● Task to carry out:
Each line of the material below with the word "expanded" is to be reported.

(Beginning of Data to process)

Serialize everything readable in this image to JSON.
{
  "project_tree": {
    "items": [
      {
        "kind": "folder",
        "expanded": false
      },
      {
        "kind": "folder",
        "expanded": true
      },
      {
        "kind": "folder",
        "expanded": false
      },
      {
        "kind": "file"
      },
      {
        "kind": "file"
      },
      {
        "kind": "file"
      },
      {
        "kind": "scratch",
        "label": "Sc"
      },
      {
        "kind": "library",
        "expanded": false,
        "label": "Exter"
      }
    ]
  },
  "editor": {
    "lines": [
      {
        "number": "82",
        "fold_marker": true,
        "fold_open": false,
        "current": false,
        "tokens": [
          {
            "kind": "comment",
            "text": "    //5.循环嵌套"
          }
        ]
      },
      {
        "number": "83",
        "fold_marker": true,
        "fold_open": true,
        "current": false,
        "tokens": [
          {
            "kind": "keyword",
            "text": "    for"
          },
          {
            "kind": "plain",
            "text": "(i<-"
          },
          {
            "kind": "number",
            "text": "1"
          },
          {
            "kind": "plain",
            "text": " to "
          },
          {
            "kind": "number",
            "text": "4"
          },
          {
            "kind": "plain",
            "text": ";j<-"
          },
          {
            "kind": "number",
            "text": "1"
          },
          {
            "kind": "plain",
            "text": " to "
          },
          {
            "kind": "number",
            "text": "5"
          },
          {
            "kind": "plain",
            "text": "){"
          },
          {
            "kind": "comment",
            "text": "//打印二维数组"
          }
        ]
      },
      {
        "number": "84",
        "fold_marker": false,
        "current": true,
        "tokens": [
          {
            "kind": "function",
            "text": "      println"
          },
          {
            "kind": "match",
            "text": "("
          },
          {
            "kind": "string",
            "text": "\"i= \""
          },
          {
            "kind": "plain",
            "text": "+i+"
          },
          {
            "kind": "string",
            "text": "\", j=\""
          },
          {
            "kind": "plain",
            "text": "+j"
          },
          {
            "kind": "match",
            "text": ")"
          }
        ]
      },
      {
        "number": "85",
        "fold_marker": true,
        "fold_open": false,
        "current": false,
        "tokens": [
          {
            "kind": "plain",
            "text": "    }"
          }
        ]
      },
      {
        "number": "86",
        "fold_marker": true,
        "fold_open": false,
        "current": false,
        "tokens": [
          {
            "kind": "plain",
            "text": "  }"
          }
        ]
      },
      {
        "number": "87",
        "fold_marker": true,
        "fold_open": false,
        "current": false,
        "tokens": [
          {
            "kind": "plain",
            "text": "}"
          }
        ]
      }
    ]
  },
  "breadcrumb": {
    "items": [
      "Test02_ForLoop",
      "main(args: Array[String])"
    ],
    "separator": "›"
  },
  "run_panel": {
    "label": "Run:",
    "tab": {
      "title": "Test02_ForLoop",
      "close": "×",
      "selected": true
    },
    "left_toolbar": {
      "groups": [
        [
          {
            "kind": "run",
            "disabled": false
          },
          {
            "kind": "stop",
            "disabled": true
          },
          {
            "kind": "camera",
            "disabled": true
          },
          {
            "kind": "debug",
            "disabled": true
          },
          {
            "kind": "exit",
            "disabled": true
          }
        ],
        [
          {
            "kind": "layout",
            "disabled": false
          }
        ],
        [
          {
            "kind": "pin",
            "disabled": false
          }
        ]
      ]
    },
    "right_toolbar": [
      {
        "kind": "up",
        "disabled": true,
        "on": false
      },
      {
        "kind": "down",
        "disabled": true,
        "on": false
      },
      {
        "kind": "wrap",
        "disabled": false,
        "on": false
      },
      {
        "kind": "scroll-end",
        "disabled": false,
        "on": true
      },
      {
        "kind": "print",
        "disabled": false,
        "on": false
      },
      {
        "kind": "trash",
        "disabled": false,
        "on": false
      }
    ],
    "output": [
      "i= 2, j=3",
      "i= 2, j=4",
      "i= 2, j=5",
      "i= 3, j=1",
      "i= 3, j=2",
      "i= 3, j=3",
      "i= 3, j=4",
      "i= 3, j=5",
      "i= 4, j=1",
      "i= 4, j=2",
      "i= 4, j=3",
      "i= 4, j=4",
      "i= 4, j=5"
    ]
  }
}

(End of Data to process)

● Task solution:
        "expanded": false
        "expanded": true
        "expanded": false
        "expanded": false,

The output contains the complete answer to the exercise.